A week after his shock resignation in Riyadh, is Lebanese Prime Minister Saad al-Hariri being prevented from returning home?
Questions about his freedom of movement are multiplying, with calls for Saudi Arabia to clarify the situation coming from Lebanon’s President, Michel Aoun.
Aoun has told foreign ambassadors that Hariri has been “kidnapped”, according to unconfirmed reports.
Hariri’s resignation unravelled a political deal among Lebanon’s rival factions that made him prime minister and Aoun, a Hezbollah ally, president last year.
The coalition government included Shi’ite Hezbollah, a heavily armed military and political organisation.
“Lebanon does not accept its prime minister being in a situation at odds with international treaties,” Aoun said in a statement.
He said any comment or move by Hariri “does not reflect reality” due to the questions over his status following his resignation in a broadcast from Saudi Arabia.
Sources close to Hariri say Saudi Arabia concluded he had to go because he was unwilling to confront Hezbollah, the Lebanese ally of Riyadh’s regional rival, Iran.
Hezbollah leader Hassan Nasrallah said on Friday that Saudi Arabia had declared war on Lebanon and his group, accusing Riyadh of forcing Hariri to resign to destabilise Lebanon.
Hariri’s resignation has thrust Lebanon back into the frontline of a power struggle between Sunni Saudi Arabia and Shi’ite Iran.
He has made no public remarks since quitting last week, when he said he feared assassination and accused Iran and Hezbollah of sowing strife in the Arab world.
US Secretary of State Rex Tillerson told reporters on Friday that there was no indication Hariri was being held against his will but that the United States was monitoring the situation.
French President Emmanuel Macron echoed concerns, however, saying in a call with Aoun on Saturday that “Lebanese political leaders should enjoy freedom of movement”.
Macron, who made an unscheduled visit to Riyadh earlier this week, will receive the Lebanese foreign minister in Paris on Tuesday, an Elysee statement said.
Riyadh says Hariri is free and decided to step down because Hezbollah was calling the shots in his coalition government.

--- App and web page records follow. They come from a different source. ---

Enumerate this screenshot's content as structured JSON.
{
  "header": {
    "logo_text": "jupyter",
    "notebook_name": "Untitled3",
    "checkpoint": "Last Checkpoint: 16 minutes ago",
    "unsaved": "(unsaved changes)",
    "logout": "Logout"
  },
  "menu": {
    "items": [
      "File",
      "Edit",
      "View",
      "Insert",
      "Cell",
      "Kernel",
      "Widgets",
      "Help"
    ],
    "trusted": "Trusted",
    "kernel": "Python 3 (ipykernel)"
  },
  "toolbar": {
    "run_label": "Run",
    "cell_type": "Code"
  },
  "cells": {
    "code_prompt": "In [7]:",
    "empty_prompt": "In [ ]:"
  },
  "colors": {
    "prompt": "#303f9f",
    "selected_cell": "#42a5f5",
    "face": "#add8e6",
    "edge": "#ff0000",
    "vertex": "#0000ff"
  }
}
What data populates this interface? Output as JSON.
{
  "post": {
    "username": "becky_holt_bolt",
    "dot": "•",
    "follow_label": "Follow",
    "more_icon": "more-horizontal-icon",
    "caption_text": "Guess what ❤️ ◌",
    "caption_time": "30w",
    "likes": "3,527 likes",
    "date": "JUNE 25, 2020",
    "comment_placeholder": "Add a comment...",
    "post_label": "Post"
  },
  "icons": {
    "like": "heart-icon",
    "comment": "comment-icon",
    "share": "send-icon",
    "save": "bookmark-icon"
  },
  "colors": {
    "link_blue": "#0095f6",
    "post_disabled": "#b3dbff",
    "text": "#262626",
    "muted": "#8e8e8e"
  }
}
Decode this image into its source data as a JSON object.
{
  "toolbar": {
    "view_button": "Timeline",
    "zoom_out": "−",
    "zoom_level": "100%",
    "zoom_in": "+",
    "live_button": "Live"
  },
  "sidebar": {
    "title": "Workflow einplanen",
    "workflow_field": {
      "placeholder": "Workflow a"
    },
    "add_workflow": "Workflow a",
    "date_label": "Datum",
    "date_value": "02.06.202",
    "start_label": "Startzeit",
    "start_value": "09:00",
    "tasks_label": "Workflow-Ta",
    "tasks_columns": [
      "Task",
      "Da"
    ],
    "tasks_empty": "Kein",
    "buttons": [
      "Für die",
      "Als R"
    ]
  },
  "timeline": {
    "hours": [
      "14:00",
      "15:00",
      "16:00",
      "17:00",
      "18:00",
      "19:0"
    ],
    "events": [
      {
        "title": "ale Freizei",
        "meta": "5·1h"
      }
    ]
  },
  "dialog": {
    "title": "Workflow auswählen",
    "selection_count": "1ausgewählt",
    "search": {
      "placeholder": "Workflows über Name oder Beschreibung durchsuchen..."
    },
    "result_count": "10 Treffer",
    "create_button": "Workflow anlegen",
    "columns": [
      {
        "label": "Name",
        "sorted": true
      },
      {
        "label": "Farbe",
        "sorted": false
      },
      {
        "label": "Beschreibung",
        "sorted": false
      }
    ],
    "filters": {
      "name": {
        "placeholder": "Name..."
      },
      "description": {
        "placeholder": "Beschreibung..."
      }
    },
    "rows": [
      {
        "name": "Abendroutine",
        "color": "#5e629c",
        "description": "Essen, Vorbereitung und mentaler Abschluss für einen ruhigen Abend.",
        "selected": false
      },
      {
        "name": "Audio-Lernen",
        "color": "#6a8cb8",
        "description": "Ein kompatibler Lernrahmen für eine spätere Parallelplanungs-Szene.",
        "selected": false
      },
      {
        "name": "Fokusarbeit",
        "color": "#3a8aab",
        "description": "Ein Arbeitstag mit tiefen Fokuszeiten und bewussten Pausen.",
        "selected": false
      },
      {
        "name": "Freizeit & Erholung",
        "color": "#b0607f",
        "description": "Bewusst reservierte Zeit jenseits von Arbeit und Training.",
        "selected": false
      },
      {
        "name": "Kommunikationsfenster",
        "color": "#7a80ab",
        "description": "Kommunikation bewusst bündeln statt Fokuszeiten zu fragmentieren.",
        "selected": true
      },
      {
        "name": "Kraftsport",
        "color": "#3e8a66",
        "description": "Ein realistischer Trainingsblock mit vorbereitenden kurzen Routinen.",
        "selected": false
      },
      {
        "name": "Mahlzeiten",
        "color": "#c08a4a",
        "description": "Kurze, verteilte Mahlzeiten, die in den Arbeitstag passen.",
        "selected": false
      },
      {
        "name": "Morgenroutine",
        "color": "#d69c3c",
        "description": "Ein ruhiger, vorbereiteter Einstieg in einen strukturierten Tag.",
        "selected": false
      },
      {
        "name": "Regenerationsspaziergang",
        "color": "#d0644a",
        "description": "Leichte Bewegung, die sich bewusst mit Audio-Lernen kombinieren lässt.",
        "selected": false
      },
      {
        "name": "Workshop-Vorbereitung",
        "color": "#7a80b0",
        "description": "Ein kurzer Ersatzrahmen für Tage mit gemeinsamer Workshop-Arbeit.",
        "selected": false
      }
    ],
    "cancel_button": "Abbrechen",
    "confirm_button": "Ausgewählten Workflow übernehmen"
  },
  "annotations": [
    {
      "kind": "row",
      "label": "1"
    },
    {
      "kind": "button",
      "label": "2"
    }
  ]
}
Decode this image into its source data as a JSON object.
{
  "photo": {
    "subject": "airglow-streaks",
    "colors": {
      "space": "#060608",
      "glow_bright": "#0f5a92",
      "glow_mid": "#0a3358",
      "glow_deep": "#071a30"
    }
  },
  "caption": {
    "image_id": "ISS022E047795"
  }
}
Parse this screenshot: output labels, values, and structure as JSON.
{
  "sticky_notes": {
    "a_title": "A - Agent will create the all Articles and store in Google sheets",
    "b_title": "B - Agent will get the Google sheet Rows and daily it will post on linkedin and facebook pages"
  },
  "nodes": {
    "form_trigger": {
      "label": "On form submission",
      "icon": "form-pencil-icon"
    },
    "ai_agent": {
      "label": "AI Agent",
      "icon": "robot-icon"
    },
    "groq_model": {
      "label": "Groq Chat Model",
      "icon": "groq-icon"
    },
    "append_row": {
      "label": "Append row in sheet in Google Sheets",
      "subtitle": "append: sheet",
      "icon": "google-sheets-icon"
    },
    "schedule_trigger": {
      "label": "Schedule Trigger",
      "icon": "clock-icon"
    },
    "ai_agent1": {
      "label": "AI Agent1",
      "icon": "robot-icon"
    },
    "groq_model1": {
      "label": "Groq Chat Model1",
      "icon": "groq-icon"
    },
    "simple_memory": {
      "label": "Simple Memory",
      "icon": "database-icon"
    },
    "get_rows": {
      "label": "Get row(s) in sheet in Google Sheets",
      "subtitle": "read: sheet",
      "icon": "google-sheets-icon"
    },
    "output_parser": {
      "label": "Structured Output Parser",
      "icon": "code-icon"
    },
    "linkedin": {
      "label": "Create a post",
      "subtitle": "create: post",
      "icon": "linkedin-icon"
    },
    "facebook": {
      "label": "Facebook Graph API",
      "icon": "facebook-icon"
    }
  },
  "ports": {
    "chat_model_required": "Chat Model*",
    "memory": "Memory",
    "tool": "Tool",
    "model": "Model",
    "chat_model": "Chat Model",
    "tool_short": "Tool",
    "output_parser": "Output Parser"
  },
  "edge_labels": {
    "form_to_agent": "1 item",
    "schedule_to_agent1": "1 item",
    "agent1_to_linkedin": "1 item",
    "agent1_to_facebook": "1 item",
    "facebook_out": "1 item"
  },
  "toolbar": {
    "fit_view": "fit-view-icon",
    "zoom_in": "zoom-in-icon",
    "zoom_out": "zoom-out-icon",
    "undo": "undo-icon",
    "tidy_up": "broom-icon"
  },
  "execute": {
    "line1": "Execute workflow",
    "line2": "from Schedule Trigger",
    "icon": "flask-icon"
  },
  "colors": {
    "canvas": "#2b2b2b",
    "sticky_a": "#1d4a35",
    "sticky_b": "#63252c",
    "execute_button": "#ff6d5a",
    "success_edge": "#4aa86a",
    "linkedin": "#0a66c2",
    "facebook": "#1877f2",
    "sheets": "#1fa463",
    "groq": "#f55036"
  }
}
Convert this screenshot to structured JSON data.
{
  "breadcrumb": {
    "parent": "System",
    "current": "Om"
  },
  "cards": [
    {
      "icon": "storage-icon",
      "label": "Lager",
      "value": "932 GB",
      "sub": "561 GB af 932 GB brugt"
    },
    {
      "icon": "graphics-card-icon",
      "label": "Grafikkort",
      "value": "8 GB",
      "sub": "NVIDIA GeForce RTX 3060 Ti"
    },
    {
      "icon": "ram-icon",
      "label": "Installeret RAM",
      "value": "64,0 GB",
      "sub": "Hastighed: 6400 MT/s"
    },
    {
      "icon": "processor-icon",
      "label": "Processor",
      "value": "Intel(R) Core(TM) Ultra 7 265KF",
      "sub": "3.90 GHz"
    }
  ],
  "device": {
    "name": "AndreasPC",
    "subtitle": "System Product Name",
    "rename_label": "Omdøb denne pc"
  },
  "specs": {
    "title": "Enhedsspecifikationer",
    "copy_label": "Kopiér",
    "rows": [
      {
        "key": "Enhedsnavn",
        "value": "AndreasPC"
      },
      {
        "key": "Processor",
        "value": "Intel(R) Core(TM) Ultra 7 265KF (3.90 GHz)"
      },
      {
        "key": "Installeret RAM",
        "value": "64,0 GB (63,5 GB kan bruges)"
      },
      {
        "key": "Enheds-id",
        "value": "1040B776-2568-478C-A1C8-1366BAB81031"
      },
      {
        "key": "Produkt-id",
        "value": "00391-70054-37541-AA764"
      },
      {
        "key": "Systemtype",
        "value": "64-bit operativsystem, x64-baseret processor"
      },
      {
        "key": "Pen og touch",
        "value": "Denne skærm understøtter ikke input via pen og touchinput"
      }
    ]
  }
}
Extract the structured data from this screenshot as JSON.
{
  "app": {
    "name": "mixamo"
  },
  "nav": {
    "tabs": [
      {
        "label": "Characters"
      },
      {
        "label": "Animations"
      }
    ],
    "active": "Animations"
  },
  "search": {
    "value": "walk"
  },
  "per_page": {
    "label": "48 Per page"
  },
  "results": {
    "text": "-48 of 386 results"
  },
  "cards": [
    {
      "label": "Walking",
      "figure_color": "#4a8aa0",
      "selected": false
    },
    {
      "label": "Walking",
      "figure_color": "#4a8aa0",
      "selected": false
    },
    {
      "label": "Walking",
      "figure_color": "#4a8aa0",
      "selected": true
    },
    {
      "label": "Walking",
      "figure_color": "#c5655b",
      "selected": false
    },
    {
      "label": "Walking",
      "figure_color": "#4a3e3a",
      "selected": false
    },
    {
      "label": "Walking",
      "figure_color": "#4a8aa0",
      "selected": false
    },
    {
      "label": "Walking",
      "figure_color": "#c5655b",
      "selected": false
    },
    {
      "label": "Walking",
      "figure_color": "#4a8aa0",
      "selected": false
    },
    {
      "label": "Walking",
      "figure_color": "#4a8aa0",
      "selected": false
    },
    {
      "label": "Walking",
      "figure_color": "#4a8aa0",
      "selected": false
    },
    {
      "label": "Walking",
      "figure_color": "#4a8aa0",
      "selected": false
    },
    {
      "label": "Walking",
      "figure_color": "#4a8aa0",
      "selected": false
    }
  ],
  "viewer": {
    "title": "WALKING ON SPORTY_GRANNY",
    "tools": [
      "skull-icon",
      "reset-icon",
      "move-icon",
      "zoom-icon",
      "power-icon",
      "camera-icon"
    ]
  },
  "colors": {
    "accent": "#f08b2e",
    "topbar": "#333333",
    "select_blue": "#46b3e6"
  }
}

His departure comes amid an anti-corruption purge in Saudi Arabia in which dozens of senior princes and businessmen have been rounded up.